*** Opening of TASK MATERIAL ***
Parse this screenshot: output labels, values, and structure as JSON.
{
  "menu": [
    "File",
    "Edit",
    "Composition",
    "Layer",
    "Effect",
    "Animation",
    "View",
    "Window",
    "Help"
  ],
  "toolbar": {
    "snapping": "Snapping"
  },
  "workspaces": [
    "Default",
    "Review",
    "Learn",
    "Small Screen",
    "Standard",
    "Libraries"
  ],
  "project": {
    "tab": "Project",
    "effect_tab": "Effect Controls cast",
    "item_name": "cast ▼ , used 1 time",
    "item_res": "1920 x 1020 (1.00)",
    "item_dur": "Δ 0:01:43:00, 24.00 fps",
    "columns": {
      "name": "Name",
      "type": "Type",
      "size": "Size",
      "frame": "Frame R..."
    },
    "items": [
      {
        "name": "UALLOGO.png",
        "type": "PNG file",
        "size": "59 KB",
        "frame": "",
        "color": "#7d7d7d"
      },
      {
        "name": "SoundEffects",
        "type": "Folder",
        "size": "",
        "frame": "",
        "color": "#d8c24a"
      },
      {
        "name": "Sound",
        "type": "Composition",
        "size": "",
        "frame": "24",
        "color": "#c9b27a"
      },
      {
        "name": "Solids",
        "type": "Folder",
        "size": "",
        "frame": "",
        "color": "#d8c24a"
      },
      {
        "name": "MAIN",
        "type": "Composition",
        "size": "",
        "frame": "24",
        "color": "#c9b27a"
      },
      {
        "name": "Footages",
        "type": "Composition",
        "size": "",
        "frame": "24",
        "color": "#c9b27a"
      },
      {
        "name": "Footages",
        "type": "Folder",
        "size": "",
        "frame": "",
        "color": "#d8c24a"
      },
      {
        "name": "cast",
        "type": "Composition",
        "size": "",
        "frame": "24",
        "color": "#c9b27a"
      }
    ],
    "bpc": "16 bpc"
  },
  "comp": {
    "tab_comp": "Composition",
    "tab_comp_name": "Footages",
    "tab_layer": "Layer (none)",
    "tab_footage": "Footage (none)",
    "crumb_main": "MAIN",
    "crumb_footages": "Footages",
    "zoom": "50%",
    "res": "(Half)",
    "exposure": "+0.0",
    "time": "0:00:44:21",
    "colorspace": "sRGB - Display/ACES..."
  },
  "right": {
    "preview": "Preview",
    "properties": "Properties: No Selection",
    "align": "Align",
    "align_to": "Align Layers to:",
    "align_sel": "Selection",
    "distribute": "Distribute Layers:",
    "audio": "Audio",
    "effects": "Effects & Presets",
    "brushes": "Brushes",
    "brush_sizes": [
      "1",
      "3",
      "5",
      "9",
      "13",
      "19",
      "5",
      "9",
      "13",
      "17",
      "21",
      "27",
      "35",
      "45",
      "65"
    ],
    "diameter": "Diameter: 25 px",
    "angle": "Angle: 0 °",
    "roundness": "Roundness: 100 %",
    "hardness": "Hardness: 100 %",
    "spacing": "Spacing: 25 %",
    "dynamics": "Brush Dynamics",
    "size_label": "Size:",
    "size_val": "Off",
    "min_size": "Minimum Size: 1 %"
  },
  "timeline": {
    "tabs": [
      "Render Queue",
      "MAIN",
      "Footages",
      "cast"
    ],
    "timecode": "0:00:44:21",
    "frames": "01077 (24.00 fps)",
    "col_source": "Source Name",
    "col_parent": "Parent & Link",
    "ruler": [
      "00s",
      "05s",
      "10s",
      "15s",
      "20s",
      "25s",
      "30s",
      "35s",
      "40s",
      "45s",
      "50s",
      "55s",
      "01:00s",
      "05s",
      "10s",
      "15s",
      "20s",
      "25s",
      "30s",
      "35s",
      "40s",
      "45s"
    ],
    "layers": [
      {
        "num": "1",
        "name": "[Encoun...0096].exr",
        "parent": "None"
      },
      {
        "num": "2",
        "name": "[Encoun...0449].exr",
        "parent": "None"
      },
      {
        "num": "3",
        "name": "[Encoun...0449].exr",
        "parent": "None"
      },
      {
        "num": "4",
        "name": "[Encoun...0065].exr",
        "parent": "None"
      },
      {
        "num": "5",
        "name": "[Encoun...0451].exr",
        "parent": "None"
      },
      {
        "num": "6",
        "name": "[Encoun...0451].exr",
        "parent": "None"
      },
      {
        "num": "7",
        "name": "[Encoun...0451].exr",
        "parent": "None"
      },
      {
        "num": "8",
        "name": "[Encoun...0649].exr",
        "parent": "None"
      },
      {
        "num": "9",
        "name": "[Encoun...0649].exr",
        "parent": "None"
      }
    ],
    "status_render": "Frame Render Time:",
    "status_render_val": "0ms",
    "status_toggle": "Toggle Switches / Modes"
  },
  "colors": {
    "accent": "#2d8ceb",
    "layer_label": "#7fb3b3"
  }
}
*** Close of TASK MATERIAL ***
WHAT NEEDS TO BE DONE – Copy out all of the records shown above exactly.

REPLY –
Parse this screenshot: output labels, values, and structure as JSON.
{
  "menu": [
    "File",
    "Edit",
    "Composition",
    "Layer",
    "Effect",
    "Animation",
    "View",
    "Window",
    "Help"
  ],
  "toolbar": {
    "snapping": "Snapping"
  },
  "workspaces": [
    "Default",
    "Review",
    "Learn",
    "Small Screen",
    "Standard",
    "Libraries"
  ],
  "project": {
    "tab": "Project",
    "effect_tab": "Effect Controls cast",
    "item_name": "cast ▼ , used 1 time",
    "item_res": "1920 x 1020 (1.00)",
    "item_dur": "Δ 0:01:43:00, 24.00 fps",
    "columns": {
      "name": "Name",
      "type": "Type",
      "size": "Size",
      "frame": "Frame R..."
    },
    "items": [
      {
        "name": "UALLOGO.png",
        "type": "PNG file",
        "size": "59 KB",
        "frame": "",
        "color": "#7d7d7d"
      },
      {
        "name": "SoundEffects",
        "type": "Folder",
        "size": "",
        "frame": "",
        "color": "#d8c24a"
      },
      {
        "name": "Sound",
        "type": "Composition",
        "size": "",
        "frame": "24",
        "color": "#c9b27a"
      },
      {
        "name": "Solids",
        "type": "Folder",
        "size": "",
        "frame": "",
        "color": "#d8c24a"
      },
      {
        "name": "MAIN",
        "type": "Composition",
        "size": "",
        "frame": "24",
        "color": "#c9b27a"
      },
      {
        "name": "Footages",
        "type": "Composition",
        "size": "",
        "frame": "24",
        "color": "#c9b27a"
      },
      {
        "name": "Footages",
        "type": "Folder",
        "size": "",
        "frame": "",
        "color": "#d8c24a"
      },
      {
        "name": "cast",
        "type": "Composition",
        "size": "",
        "frame": "24",
        "color": "#c9b27a"
      }
    ],
    "bpc": "16 bpc"
  },
  "comp": {
    "tab_comp": "Composition",
    "tab_comp_name": "Footages",
    "tab_layer": "Layer (none)",
    "tab_footage": "Footage (none)",
    "crumb_main": "MAIN",
    "crumb_footages": "Footages",
    "zoom": "50%",
    "res": "(Half)",
    "exposure": "+0.0",
    "time": "0:00:44:21",
    "colorspace": "sRGB - Display/ACES..."
  },
  "right": {
    "preview": "Preview",
    "properties": "Properties: No Selection",
    "align": "Align",
    "align_to": "Align Layers to:",
    "align_sel": "Selection",
    "distribute": "Distribute Layers:",
    "audio": "Audio",
    "effects": "Effects & Presets",
    "brushes": "Brushes",
    "brush_sizes": [
      "1",
      "3",
      "5",
      "9",
      "13",
      "19",
      "5",
      "9",
      "13",
      "17",
      "21",
      "27",
      "35",
      "45",
      "65"
    ],
    "diameter": "Diameter: 25 px",
    "angle": "Angle: 0 °",
    "roundness": "Roundness: 100 %",
    "hardness": "Hardness: 100 %",
    "spacing": "Spacing: 25 %",
    "dynamics": "Brush Dynamics",
    "size_label": "Size:",
    "size_val": "Off",
    "min_size": "Minimum Size: 1 %"
  },
  "timeline": {
    "tabs": [
      "Render Queue",
      "MAIN",
      "Footages",
      "cast"
    ],
    "timecode": "0:00:44:21",
    "frames": "01077 (24.00 fps)",
    "col_source": "Source Name",
    "col_parent": "Parent & Link",
    "ruler": [
      "00s",
      "05s",
      "10s",
      "15s",
      "20s",
      "25s",
      "30s",
      "35s",
      "40s",
      "45s",
      "50s",
      "55s",
      "01:00s",
      "05s",
      "10s",
      "15s",
      "20s",
      "25s",
      "30s",
      "35s",
      "40s",
      "45s"
    ],
    "layers": [
      {
        "num": "1",
        "name": "[Encoun...0096].exr",
        "parent": "None"
      },
      {
        "num": "2",
        "name": "[Encoun...0449].exr",
        "parent": "None"
      },
      {
        "num": "3",
        "name": "[Encoun...0449].exr",
        "parent": "None"
      },
      {
        "num": "4",
        "name": "[Encoun...0065].exr",
        "parent": "None"
      },
      {
        "num": "5",
        "name": "[Encoun...0451].exr",
        "parent": "None"
      },
      {
        "num": "6",
        "name": "[Encoun...0451].exr",
        "parent": "None"
      },
      {
        "num": "7",
        "name": "[Encoun...0451].exr",
        "parent": "None"
      },
      {
        "num": "8",
        "name": "[Encoun...0649].exr",
        "parent": "None"
      },
      {
        "num": "9",
        "name": "[Encoun...0649].exr",
        "parent": "None"
      }
    ],
    "status_render": "Frame Render Time:",
    "status_render_val": "0ms",
    "status_toggle": "Toggle Switches / Modes"
  },
  "colors": {
    "accent": "#2d8ceb",
    "layer_label": "#7fb3b3"
  }
}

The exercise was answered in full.